5/30/2017 The Washington Post
TELOLOAPAN, MEXICO — In this skittish town on Mexico’s heroin highway, civilians with rusty shotguns shake down passing cars for contributions to the public defense. The police were disbanded years ago. The mayor recently got a death threat and fled in the governor’s helicopter.
But it’s when Highway 51 drops down from the rolling hills, and runs west in two lonely lanes across the scorched valley floor, that danger really starts to poison people’s lives. Drug bosses known as “the Tequila Man”and “the Fish” rule like feudal lords, at war with each other and the vigilante groups that have risen against them. Residents get kidnapped in groups. Tortured corpses are discarded in the valley, left to sear on hot pavement.

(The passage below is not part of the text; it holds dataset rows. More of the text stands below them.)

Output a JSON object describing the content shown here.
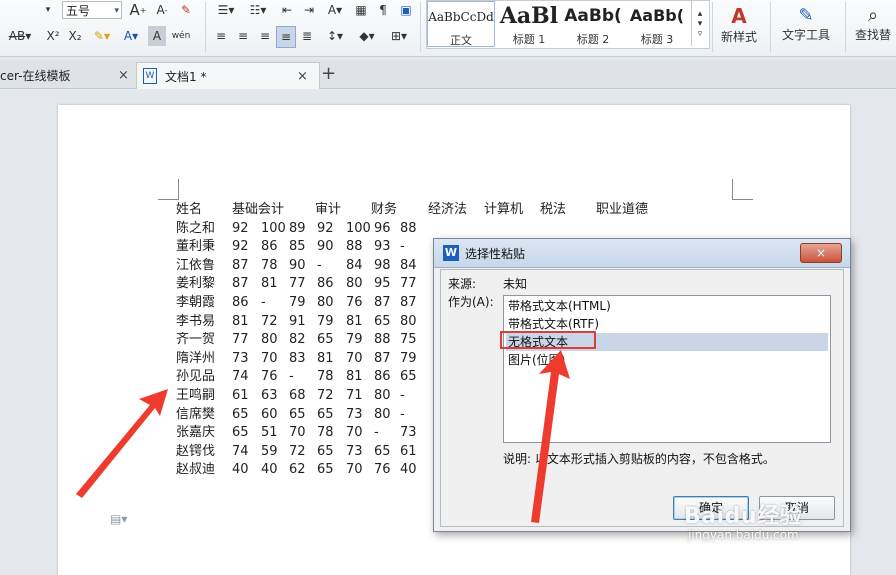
{
  "ribbon": {
    "font_size": "五号",
    "styles": [
      {
        "sample": "AaBbCcDd",
        "label": "正文"
      },
      {
        "sample": "AaBl",
        "label": "标题 1"
      },
      {
        "sample": "AaBb(",
        "label": "标题 2"
      },
      {
        "sample": "AaBb(",
        "label": "标题 3"
      }
    ],
    "new_style": "新样式",
    "text_tools": "文字工具",
    "find_replace": "查找替"
  },
  "tabs": {
    "template_tab": "cer-在线模板",
    "doc_tab": "文档1 *",
    "close_glyph": "×",
    "new_tab": "+"
  },
  "table": {
    "headers": [
      "姓名",
      "基础会计",
      "审计",
      "财务",
      "经济法",
      "计算机",
      "税法",
      "职业道德"
    ],
    "rows": [
      [
        "陈之和",
        "92",
        "100",
        "89",
        "92",
        "100",
        "96",
        "88"
      ],
      [
        "董利秉",
        "92",
        "86",
        "85",
        "90",
        "88",
        "93",
        "-"
      ],
      [
        "江依鲁",
        "87",
        "78",
        "90",
        "-",
        "84",
        "98",
        "84"
      ],
      [
        "姜利黎",
        "87",
        "81",
        "77",
        "86",
        "80",
        "95",
        "77"
      ],
      [
        "李朝霞",
        "86",
        "-",
        "79",
        "80",
        "76",
        "87",
        "87"
      ],
      [
        "李书易",
        "81",
        "72",
        "91",
        "79",
        "81",
        "65",
        "80"
      ],
      [
        "齐一贺",
        "77",
        "80",
        "82",
        "65",
        "79",
        "88",
        "75"
      ],
      [
        "隋洋州",
        "73",
        "70",
        "83",
        "81",
        "70",
        "87",
        "79"
      ],
      [
        "孙见品",
        "74",
        "76",
        "-",
        "78",
        "81",
        "86",
        "65"
      ],
      [
        "王鸣嗣",
        "61",
        "63",
        "68",
        "72",
        "71",
        "80",
        "-"
      ],
      [
        "信席樊",
        "65",
        "60",
        "65",
        "65",
        "73",
        "80",
        "-"
      ],
      [
        "张嘉庆",
        "65",
        "51",
        "70",
        "78",
        "70",
        "-",
        "73"
      ],
      [
        "赵锷伐",
        "74",
        "59",
        "72",
        "65",
        "73",
        "65",
        "61"
      ],
      [
        "赵叔迪",
        "40",
        "40",
        "62",
        "65",
        "70",
        "76",
        "40"
      ]
    ]
  },
  "dialog": {
    "title": "选择性粘贴",
    "close_glyph": "×",
    "source_label": "来源:",
    "source_value": "未知",
    "as_label": "作为(A):",
    "options": [
      "带格式文本(HTML)",
      "带格式文本(RTF)",
      "无格式文本",
      "图片(位图)"
    ],
    "selected_index": 2,
    "description": "说明: 以文本形式插入剪贴板的内容，不包含格式。",
    "ok": "确定",
    "cancel": "取消"
  },
  "watermark": {
    "logo": "Baidu经验",
    "url": "jingyan.baidu.com"
  },
  "colors": {
    "highlight_box": "#e03a3a",
    "arrow": "#ee3b2e",
    "selection": "#c8d6e8"
  }
}
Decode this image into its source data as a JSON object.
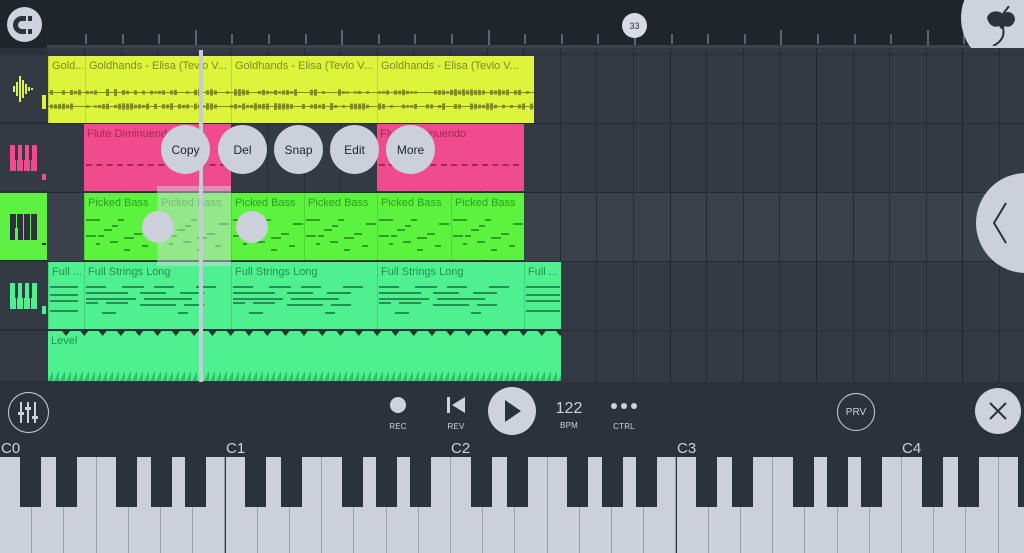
{
  "ruler": {
    "bar_bubble": "33",
    "magnet_icon": "magnet-snap-icon",
    "logo_icon": "fl-studio-fruit-logo-icon"
  },
  "tracks": [
    {
      "type": "audio",
      "icon": "waveform-icon",
      "color": "#dcf43a",
      "icon_color": "#dcf43a"
    },
    {
      "type": "instrument",
      "icon": "piano-icon",
      "color": "#f04b8c",
      "icon_color": "#f04b8c"
    },
    {
      "type": "instrument",
      "icon": "piano-icon",
      "color": "#5cf33e",
      "icon_color": "#2b323b",
      "selected": true
    },
    {
      "type": "instrument",
      "icon": "piano-icon",
      "color": "#4ff08f",
      "icon_color": "#4ff08f"
    },
    {
      "type": "automation",
      "icon": "",
      "color": "#4ff08f"
    }
  ],
  "clips": {
    "audio": [
      "Gold...",
      "Goldhands - Elisa (Tevlo V...",
      "Goldhands - Elisa (Tevlo V...",
      "Goldhands - Elisa (Tevlo V..."
    ],
    "flute": [
      "Flute Diminuendo",
      "Flute Diminuendo"
    ],
    "bass": [
      "Picked Bass",
      "Picked Bass",
      "Picked Bass",
      "Picked Bass",
      "Picked Bass",
      "Picked Bass"
    ],
    "strings": [
      "Full ...",
      "Full Strings Long",
      "Full Strings Long",
      "Full Strings Long",
      "Full ..."
    ],
    "automation": [
      "Level"
    ]
  },
  "context_menu": {
    "copy": "Copy",
    "delete": "Del",
    "snap": "Snap",
    "edit": "Edit",
    "more": "More"
  },
  "toolbar": {
    "rec_label": "REC",
    "rev_label": "REV",
    "bpm_value": "122",
    "bpm_label": "BPM",
    "ctrl_label": "CTRL",
    "prv_label": "PRV"
  },
  "piano": {
    "octave_labels": [
      "C0",
      "C1",
      "C2",
      "C3",
      "C4"
    ]
  },
  "colors": {
    "background": "#2b323b",
    "audio_clip": "#dcf43a",
    "flute_clip": "#f04b8c",
    "bass_clip": "#5cf33e",
    "strings_clip": "#4ff08f",
    "button_light": "#cdd2dc"
  }
}
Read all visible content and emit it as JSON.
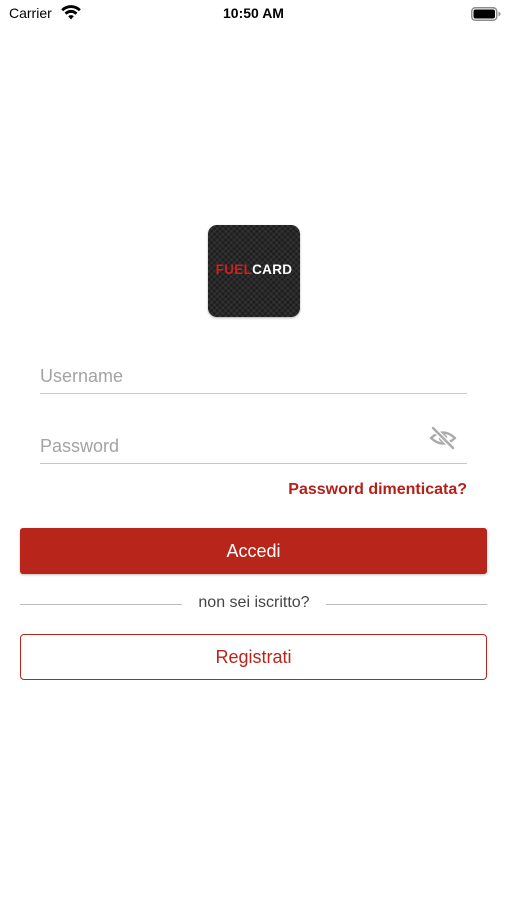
{
  "status_bar": {
    "carrier": "Carrier",
    "time": "10:50 AM",
    "icons": [
      "wifi-icon",
      "battery-icon"
    ]
  },
  "logo": {
    "part1": "FUEL",
    "part2": "CARD",
    "colors": {
      "part1": "#d0201b",
      "part2": "#ffffff",
      "background": "#1c1c1c"
    }
  },
  "login_form": {
    "username": {
      "placeholder": "Username",
      "value": ""
    },
    "password": {
      "placeholder": "Password",
      "value": "",
      "toggle_icon": "eye-slash-icon"
    },
    "forgot_password": "Password dimenticata?",
    "submit_label": "Accedi"
  },
  "divider_text": "non sei iscritto?",
  "register_label": "Registrati",
  "colors": {
    "accent": "#b8251a",
    "divider": "#bdbdbd",
    "placeholder": "#a3a3a3"
  }
}
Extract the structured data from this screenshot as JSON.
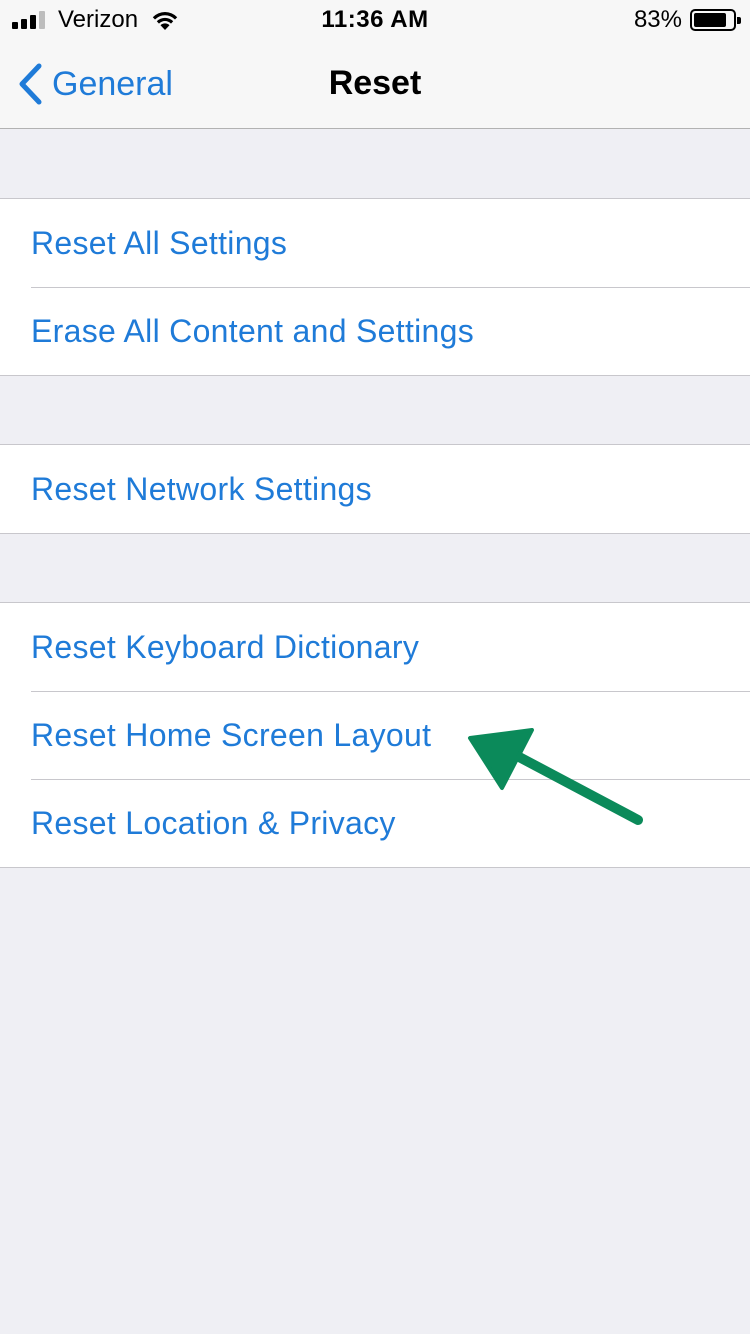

The opioid epidemic that has caused so much pain in the United States is also savaging Mexico, contributing to a breakdown of order in rural areas. Heroin is like steroids for drug gangs, pumping money and muscle into their fight to control territory and transportation routes to the United States.